"It appears to be the bottom of some kind of bottle, or maybe a cup, like dad's beer cups," he said.

"Yep. Looks like it might be kind of old. Or not. It's hard to tell with glass," I said.

"Like maybe somebody threw out their garbage back here? Or maybe they buried it."

"Maybe."

"But it's not as old as the Indians."

"What makes you say that?"

"Because for the things we use glass for, they used things like, you know, for drinks and stuff, they used pottery."

"Hmm. Before the Europeans got here, I do believe you're right. Also, some gourds, maybe. But they probably used a mix of stuff after that. They liked to trade stuff, both the Europeans and the Indians."

"We should throw it away so nobody steps on it."

"You're probably right. We should."

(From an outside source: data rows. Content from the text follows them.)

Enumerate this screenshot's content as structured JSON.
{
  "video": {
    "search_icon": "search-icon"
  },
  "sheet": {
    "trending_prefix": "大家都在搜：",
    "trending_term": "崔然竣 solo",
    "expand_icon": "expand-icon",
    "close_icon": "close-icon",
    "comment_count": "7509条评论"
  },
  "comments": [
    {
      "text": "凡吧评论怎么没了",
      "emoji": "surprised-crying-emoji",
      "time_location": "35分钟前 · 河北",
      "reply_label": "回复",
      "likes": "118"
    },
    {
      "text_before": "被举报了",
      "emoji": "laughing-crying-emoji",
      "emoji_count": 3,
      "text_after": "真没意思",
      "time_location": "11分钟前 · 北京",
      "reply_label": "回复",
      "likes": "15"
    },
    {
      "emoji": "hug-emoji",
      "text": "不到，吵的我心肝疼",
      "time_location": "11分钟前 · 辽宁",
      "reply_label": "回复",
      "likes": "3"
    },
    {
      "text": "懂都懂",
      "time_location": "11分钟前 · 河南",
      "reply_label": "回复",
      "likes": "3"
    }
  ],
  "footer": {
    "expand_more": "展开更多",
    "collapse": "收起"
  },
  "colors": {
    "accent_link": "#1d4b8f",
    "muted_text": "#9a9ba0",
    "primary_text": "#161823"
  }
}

And so ended our exchange. He went back to playing outside with his brother. There was a game of being the bomb squad, I think. My garden gloves were part of one uniform or another. A black strap that went to an old computer bag of Daddy Honey, too. And I stayed outside not to insert myself so much, and not even to participate (uninvited), either, but rather to be handy for the next treasure that the dog or conversation turned up.